__Activity__
Without the pictures, write out every entry that follows exactly.

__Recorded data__
====

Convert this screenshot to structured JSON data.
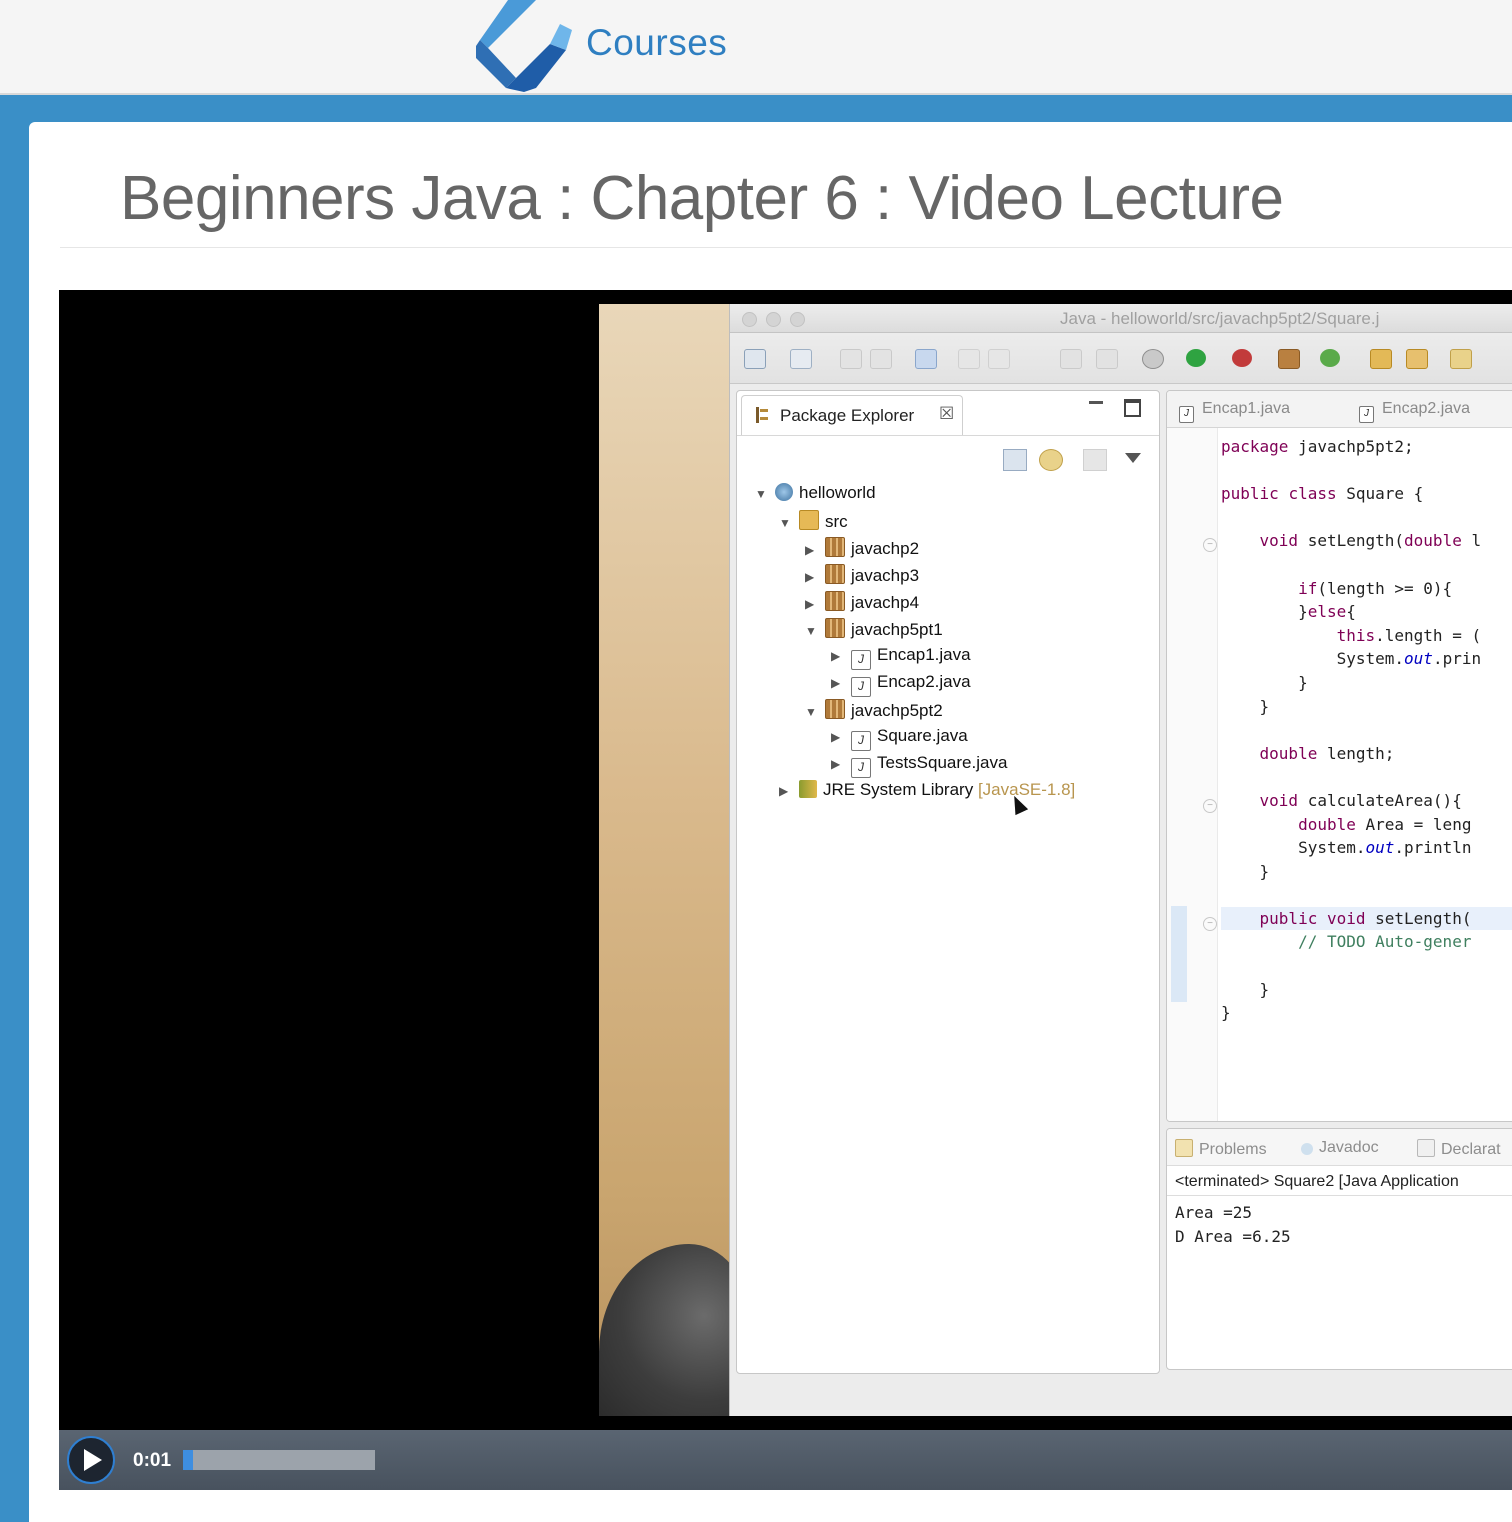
{
  "header": {
    "brand": "Courses",
    "logo_icon": "courses-logo-icon"
  },
  "page": {
    "title": "Beginners Java : Chapter 6 : Video Lecture"
  },
  "video": {
    "current_time": "0:01",
    "progress": 0.05,
    "play_icon": "play-icon"
  },
  "ide": {
    "window_title": "Java - helloworld/src/javachp5pt2/Square.j",
    "package_explorer": {
      "tab_label": "Package Explorer",
      "close_symbol": "☒",
      "tree": [
        {
          "label": "helloworld",
          "expanded": true,
          "kind": "project"
        },
        {
          "label": "src",
          "expanded": true,
          "kind": "source-folder"
        },
        {
          "label": "javachp2",
          "expanded": false,
          "kind": "package"
        },
        {
          "label": "javachp3",
          "expanded": false,
          "kind": "package"
        },
        {
          "label": "javachp4",
          "expanded": false,
          "kind": "package"
        },
        {
          "label": "javachp5pt1",
          "expanded": true,
          "kind": "package"
        },
        {
          "label": "Encap1.java",
          "expanded": false,
          "kind": "java-file"
        },
        {
          "label": "Encap2.java",
          "expanded": false,
          "kind": "java-file"
        },
        {
          "label": "javachp5pt2",
          "expanded": true,
          "kind": "package"
        },
        {
          "label": "Square.java",
          "expanded": false,
          "kind": "java-file"
        },
        {
          "label": "TestsSquare.java",
          "expanded": false,
          "kind": "java-file"
        },
        {
          "label": "JRE System Library",
          "suffix": "[JavaSE-1.8]",
          "expanded": false,
          "kind": "library"
        }
      ]
    },
    "editor": {
      "tabs": [
        "Encap1.java",
        "Encap2.java"
      ],
      "code_lines": [
        "package javachp5pt2;",
        "",
        "public class Square {",
        "",
        "    void setLength(double l",
        "",
        "        if(length >= 0){",
        "        }else{",
        "            this.length = (",
        "            System.out.prin",
        "        }",
        "    }",
        "",
        "    double length;",
        "",
        "    void calculateArea(){",
        "        double Area = leng",
        "        System.out.println",
        "    }",
        "",
        "    public void setLength(",
        "        // TODO Auto-gener",
        "",
        "    }",
        "}"
      ]
    },
    "console": {
      "tabs": [
        "Problems",
        "Javadoc",
        "Declarat"
      ],
      "status": "<terminated> Square2 [Java Application",
      "output": [
        "Area =25",
        "D Area =6.25"
      ]
    }
  }
}
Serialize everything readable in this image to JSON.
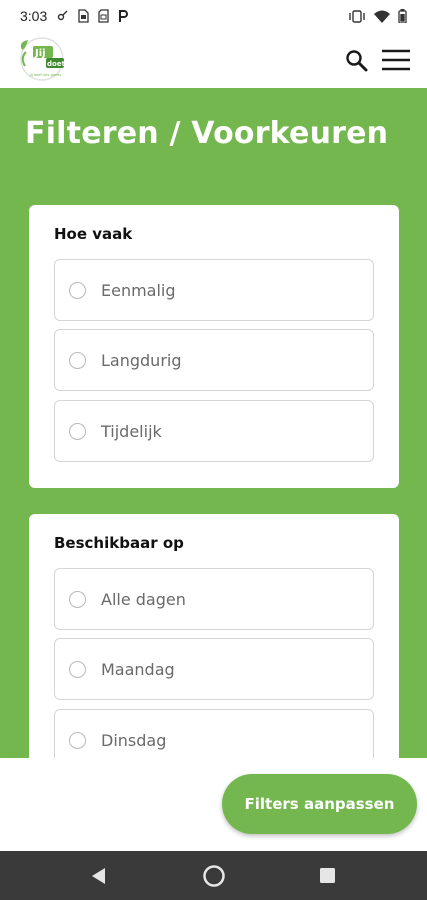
{
  "status_bar": {
    "time": "3:03",
    "left_icons": [
      "vpn-key-icon",
      "sim-card-icon",
      "sd-card-icon",
      "parking-icon"
    ],
    "right_icons": [
      "vibrate-icon",
      "wifi-icon",
      "battery-icon"
    ]
  },
  "app_bar": {
    "logo_text": "Jij doet",
    "icons": [
      "search-icon",
      "menu-icon"
    ]
  },
  "page": {
    "title": "Filteren / Voorkeuren"
  },
  "sections": [
    {
      "title": "Hoe vaak",
      "options": [
        "Eenmalig",
        "Langdurig",
        "Tijdelijk"
      ]
    },
    {
      "title": "Beschikbaar op",
      "options": [
        "Alle dagen",
        "Maandag",
        "Dinsdag"
      ]
    }
  ],
  "action": {
    "label": "Filters aanpassen"
  },
  "colors": {
    "brand_green": "#74b74f",
    "nav_bar": "#3a3a3a"
  },
  "nav_bar": {
    "icons": [
      "back-icon",
      "home-icon",
      "recents-icon"
    ]
  }
}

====

__Solution below__
Convert this screenshot to structured JSON data.
{
  "header": {
    "brand": "Courses",
    "logo_icon": "courses-logo-icon"
  },
  "page": {
    "title": "Beginners Java : Chapter 6 : Video Lecture"
  },
  "video": {
    "current_time": "0:01",
    "progress": 0.05,
    "play_icon": "play-icon"
  },
  "ide": {
    "window_title": "Java - helloworld/src/javachp5pt2/Square.j",
    "package_explorer": {
      "tab_label": "Package Explorer",
      "close_symbol": "☒",
      "tree": [
        {
          "label": "helloworld",
          "expanded": true,
          "kind": "project"
        },
        {
          "label": "src",
          "expanded": true,
          "kind": "source-folder"
        },
        {
          "label": "javachp2",
          "expanded": false,
          "kind": "package"
        },
        {
          "label": "javachp3",
          "expanded": false,
          "kind": "package"
        },
        {
          "label": "javachp4",
          "expanded": false,
          "kind": "package"
        },
        {
          "label": "javachp5pt1",
          "expanded": true,
          "kind": "package"
        },
        {
          "label": "Encap1.java",
          "expanded": false,
          "kind": "java-file"
        },
        {
          "label": "Encap2.java",
          "expanded": false,
          "kind": "java-file"
        },
        {
          "label": "javachp5pt2",
          "expanded": true,
          "kind": "package"
        },
        {
          "label": "Square.java",
          "expanded": false,
          "kind": "java-file"
        },
        {
          "label": "TestsSquare.java",
          "expanded": false,
          "kind": "java-file"
        },
        {
          "label": "JRE System Library",
          "suffix": "[JavaSE-1.8]",
          "expanded": false,
          "kind": "library"
        }
      ]
    },
    "editor": {
      "tabs": [
        "Encap1.java",
        "Encap2.java"
      ],
      "code_lines": [
        "package javachp5pt2;",
        "",
        "public class Square {",
        "",
        "    void setLength(double l",
        "",
        "        if(length >= 0){",
        "        }else{",
        "            this.length = (",
        "            System.out.prin",
        "        }",
        "    }",
        "",
        "    double length;",
        "",
        "    void calculateArea(){",
        "        double Area = leng",
        "        System.out.println",
        "    }",
        "",
        "    public void setLength(",
        "        // TODO Auto-gener",
        "",
        "    }",
        "}"
      ]
    },
    "console": {
      "tabs": [
        "Problems",
        "Javadoc",
        "Declarat"
      ],
      "status": "<terminated> Square2 [Java Application",
      "output": [
        "Area =25",
        "D Area =6.25"
      ]
    }
  }
}
Serialize everything readable in this image to JSON.
{
  "status_bar": {
    "time": "3:03",
    "left_icons": [
      "vpn-key-icon",
      "sim-card-icon",
      "sd-card-icon",
      "parking-icon"
    ],
    "right_icons": [
      "vibrate-icon",
      "wifi-icon",
      "battery-icon"
    ]
  },
  "app_bar": {
    "logo_text": "Jij doet",
    "icons": [
      "search-icon",
      "menu-icon"
    ]
  },
  "page": {
    "title": "Filteren / Voorkeuren"
  },
  "sections": [
    {
      "title": "Hoe vaak",
      "options": [
        "Eenmalig",
        "Langdurig",
        "Tijdelijk"
      ]
    },
    {
      "title": "Beschikbaar op",
      "options": [
        "Alle dagen",
        "Maandag",
        "Dinsdag"
      ]
    }
  ],
  "action": {
    "label": "Filters aanpassen"
  },
  "colors": {
    "brand_green": "#74b74f",
    "nav_bar": "#3a3a3a"
  },
  "nav_bar": {
    "icons": [
      "back-icon",
      "home-icon",
      "recents-icon"
    ]
  }
}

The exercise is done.